Start of Records to process

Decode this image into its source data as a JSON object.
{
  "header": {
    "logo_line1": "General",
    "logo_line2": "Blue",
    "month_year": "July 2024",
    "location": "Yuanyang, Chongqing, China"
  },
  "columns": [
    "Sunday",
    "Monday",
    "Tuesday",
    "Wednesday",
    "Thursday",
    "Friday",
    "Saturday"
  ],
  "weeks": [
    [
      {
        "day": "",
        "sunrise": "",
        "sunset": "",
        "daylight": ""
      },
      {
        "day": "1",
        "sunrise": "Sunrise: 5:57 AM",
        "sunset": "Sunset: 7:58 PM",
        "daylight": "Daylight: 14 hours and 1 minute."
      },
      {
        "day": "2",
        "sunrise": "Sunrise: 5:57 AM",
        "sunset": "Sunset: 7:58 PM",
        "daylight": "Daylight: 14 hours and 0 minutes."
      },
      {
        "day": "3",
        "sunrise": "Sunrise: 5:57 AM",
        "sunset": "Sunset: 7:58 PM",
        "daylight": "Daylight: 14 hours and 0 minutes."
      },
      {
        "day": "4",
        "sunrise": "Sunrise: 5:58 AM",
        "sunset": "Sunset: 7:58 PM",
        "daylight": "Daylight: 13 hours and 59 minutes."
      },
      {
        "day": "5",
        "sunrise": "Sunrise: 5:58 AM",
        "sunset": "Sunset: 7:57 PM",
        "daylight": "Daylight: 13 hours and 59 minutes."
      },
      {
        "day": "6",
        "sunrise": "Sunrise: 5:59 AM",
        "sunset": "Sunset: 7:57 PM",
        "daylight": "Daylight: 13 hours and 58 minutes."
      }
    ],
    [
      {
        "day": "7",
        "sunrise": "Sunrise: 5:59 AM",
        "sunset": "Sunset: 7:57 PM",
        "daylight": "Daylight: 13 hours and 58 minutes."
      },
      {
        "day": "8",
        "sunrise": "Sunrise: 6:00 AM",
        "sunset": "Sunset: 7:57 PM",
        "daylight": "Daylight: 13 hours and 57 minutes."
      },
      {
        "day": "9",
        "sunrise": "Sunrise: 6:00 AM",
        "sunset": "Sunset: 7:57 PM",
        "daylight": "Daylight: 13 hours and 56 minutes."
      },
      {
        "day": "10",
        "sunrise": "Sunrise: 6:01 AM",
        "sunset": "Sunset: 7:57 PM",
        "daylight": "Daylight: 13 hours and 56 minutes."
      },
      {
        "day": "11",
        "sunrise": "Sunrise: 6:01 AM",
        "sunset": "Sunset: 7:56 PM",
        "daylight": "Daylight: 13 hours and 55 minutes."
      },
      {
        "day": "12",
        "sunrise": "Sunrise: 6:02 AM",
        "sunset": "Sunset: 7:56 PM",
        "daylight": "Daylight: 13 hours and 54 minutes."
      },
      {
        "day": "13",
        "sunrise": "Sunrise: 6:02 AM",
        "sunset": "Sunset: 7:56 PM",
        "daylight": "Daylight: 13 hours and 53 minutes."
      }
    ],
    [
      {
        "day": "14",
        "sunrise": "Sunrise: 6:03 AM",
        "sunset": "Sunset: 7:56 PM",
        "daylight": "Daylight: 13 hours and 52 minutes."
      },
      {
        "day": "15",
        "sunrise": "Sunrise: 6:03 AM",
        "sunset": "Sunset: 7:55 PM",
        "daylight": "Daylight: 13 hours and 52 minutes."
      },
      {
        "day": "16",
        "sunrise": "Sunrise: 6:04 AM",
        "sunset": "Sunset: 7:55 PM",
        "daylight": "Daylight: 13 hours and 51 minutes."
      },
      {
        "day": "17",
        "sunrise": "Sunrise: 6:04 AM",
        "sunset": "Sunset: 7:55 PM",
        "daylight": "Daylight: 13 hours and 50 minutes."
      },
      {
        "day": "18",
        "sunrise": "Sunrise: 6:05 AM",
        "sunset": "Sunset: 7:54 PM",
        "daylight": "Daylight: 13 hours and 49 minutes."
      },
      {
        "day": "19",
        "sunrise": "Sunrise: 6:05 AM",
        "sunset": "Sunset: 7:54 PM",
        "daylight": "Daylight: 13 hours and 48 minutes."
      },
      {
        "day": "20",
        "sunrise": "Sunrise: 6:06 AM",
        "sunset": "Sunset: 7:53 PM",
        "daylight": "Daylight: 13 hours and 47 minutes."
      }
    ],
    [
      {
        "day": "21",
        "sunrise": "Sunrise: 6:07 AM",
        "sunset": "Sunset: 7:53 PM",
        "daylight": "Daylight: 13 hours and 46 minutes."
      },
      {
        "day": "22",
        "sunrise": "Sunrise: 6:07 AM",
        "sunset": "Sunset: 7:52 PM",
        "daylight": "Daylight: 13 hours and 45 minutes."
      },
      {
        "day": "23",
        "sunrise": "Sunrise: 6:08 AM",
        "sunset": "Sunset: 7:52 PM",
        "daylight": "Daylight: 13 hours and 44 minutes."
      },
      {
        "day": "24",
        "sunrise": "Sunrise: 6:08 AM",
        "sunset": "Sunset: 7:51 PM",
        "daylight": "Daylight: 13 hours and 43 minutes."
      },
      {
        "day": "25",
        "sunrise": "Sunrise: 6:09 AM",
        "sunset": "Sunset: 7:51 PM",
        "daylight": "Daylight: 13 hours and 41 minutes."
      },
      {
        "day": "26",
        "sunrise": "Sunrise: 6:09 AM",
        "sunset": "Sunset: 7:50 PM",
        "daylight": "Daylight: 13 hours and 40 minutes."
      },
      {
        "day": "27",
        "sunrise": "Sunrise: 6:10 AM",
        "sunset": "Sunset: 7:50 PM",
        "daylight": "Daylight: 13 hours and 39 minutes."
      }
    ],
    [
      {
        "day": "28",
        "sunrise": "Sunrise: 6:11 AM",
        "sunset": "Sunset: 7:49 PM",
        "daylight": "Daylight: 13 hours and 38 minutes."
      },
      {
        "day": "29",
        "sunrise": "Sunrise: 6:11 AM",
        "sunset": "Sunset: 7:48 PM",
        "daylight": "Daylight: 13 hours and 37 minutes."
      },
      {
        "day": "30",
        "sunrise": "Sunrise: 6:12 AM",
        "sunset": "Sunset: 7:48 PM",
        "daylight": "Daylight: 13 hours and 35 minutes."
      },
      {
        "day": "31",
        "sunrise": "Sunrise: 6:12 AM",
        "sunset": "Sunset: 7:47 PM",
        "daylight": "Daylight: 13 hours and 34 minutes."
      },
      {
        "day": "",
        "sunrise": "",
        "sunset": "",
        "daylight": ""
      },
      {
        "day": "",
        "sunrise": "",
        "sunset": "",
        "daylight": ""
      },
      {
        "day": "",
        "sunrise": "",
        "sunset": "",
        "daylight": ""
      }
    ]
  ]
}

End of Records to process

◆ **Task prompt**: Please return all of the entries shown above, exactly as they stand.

◆ **Expected answer**:
Decode this image into its source data as a JSON object.
{
  "header": {
    "logo_line1": "General",
    "logo_line2": "Blue",
    "month_year": "July 2024",
    "location": "Yuanyang, Chongqing, China"
  },
  "columns": [
    "Sunday",
    "Monday",
    "Tuesday",
    "Wednesday",
    "Thursday",
    "Friday",
    "Saturday"
  ],
  "weeks": [
    [
      {
        "day": "",
        "sunrise": "",
        "sunset": "",
        "daylight": ""
      },
      {
        "day": "1",
        "sunrise": "Sunrise: 5:57 AM",
        "sunset": "Sunset: 7:58 PM",
        "daylight": "Daylight: 14 hours and 1 minute."
      },
      {
        "day": "2",
        "sunrise": "Sunrise: 5:57 AM",
        "sunset": "Sunset: 7:58 PM",
        "daylight": "Daylight: 14 hours and 0 minutes."
      },
      {
        "day": "3",
        "sunrise": "Sunrise: 5:57 AM",
        "sunset": "Sunset: 7:58 PM",
        "daylight": "Daylight: 14 hours and 0 minutes."
      },
      {
        "day": "4",
        "sunrise": "Sunrise: 5:58 AM",
        "sunset": "Sunset: 7:58 PM",
        "daylight": "Daylight: 13 hours and 59 minutes."
      },
      {
        "day": "5",
        "sunrise": "Sunrise: 5:58 AM",
        "sunset": "Sunset: 7:57 PM",
        "daylight": "Daylight: 13 hours and 59 minutes."
      },
      {
        "day": "6",
        "sunrise": "Sunrise: 5:59 AM",
        "sunset": "Sunset: 7:57 PM",
        "daylight": "Daylight: 13 hours and 58 minutes."
      }
    ],
    [
      {
        "day": "7",
        "sunrise": "Sunrise: 5:59 AM",
        "sunset": "Sunset: 7:57 PM",
        "daylight": "Daylight: 13 hours and 58 minutes."
      },
      {
        "day": "8",
        "sunrise": "Sunrise: 6:00 AM",
        "sunset": "Sunset: 7:57 PM",
        "daylight": "Daylight: 13 hours and 57 minutes."
      },
      {
        "day": "9",
        "sunrise": "Sunrise: 6:00 AM",
        "sunset": "Sunset: 7:57 PM",
        "daylight": "Daylight: 13 hours and 56 minutes."
      },
      {
        "day": "10",
        "sunrise": "Sunrise: 6:01 AM",
        "sunset": "Sunset: 7:57 PM",
        "daylight": "Daylight: 13 hours and 56 minutes."
      },
      {
        "day": "11",
        "sunrise": "Sunrise: 6:01 AM",
        "sunset": "Sunset: 7:56 PM",
        "daylight": "Daylight: 13 hours and 55 minutes."
      },
      {
        "day": "12",
        "sunrise": "Sunrise: 6:02 AM",
        "sunset": "Sunset: 7:56 PM",
        "daylight": "Daylight: 13 hours and 54 minutes."
      },
      {
        "day": "13",
        "sunrise": "Sunrise: 6:02 AM",
        "sunset": "Sunset: 7:56 PM",
        "daylight": "Daylight: 13 hours and 53 minutes."
      }
    ],
    [
      {
        "day": "14",
        "sunrise": "Sunrise: 6:03 AM",
        "sunset": "Sunset: 7:56 PM",
        "daylight": "Daylight: 13 hours and 52 minutes."
      },
      {
        "day": "15",
        "sunrise": "Sunrise: 6:03 AM",
        "sunset": "Sunset: 7:55 PM",
        "daylight": "Daylight: 13 hours and 52 minutes."
      },
      {
        "day": "16",
        "sunrise": "Sunrise: 6:04 AM",
        "sunset": "Sunset: 7:55 PM",
        "daylight": "Daylight: 13 hours and 51 minutes."
      },
      {
        "day": "17",
        "sunrise": "Sunrise: 6:04 AM",
        "sunset": "Sunset: 7:55 PM",
        "daylight": "Daylight: 13 hours and 50 minutes."
      },
      {
        "day": "18",
        "sunrise": "Sunrise: 6:05 AM",
        "sunset": "Sunset: 7:54 PM",
        "daylight": "Daylight: 13 hours and 49 minutes."
      },
      {
        "day": "19",
        "sunrise": "Sunrise: 6:05 AM",
        "sunset": "Sunset: 7:54 PM",
        "daylight": "Daylight: 13 hours and 48 minutes."
      },
      {
        "day": "20",
        "sunrise": "Sunrise: 6:06 AM",
        "sunset": "Sunset: 7:53 PM",
        "daylight": "Daylight: 13 hours and 47 minutes."
      }
    ],
    [
      {
        "day": "21",
        "sunrise": "Sunrise: 6:07 AM",
        "sunset": "Sunset: 7:53 PM",
        "daylight": "Daylight: 13 hours and 46 minutes."
      },
      {
        "day": "22",
        "sunrise": "Sunrise: 6:07 AM",
        "sunset": "Sunset: 7:52 PM",
        "daylight": "Daylight: 13 hours and 45 minutes."
      },
      {
        "day": "23",
        "sunrise": "Sunrise: 6:08 AM",
        "sunset": "Sunset: 7:52 PM",
        "daylight": "Daylight: 13 hours and 44 minutes."
      },
      {
        "day": "24",
        "sunrise": "Sunrise: 6:08 AM",
        "sunset": "Sunset: 7:51 PM",
        "daylight": "Daylight: 13 hours and 43 minutes."
      },
      {
        "day": "25",
        "sunrise": "Sunrise: 6:09 AM",
        "sunset": "Sunset: 7:51 PM",
        "daylight": "Daylight: 13 hours and 41 minutes."
      },
      {
        "day": "26",
        "sunrise": "Sunrise: 6:09 AM",
        "sunset": "Sunset: 7:50 PM",
        "daylight": "Daylight: 13 hours and 40 minutes."
      },
      {
        "day": "27",
        "sunrise": "Sunrise: 6:10 AM",
        "sunset": "Sunset: 7:50 PM",
        "daylight": "Daylight: 13 hours and 39 minutes."
      }
    ],
    [
      {
        "day": "28",
        "sunrise": "Sunrise: 6:11 AM",
        "sunset": "Sunset: 7:49 PM",
        "daylight": "Daylight: 13 hours and 38 minutes."
      },
      {
        "day": "29",
        "sunrise": "Sunrise: 6:11 AM",
        "sunset": "Sunset: 7:48 PM",
        "daylight": "Daylight: 13 hours and 37 minutes."
      },
      {
        "day": "30",
        "sunrise": "Sunrise: 6:12 AM",
        "sunset": "Sunset: 7:48 PM",
        "daylight": "Daylight: 13 hours and 35 minutes."
      },
      {
        "day": "31",
        "sunrise": "Sunrise: 6:12 AM",
        "sunset": "Sunset: 7:47 PM",
        "daylight": "Daylight: 13 hours and 34 minutes."
      },
      {
        "day": "",
        "sunrise": "",
        "sunset": "",
        "daylight": ""
      },
      {
        "day": "",
        "sunrise": "",
        "sunset": "",
        "daylight": ""
      },
      {
        "day": "",
        "sunrise": "",
        "sunset": "",
        "daylight": ""
      }
    ]
  ]
}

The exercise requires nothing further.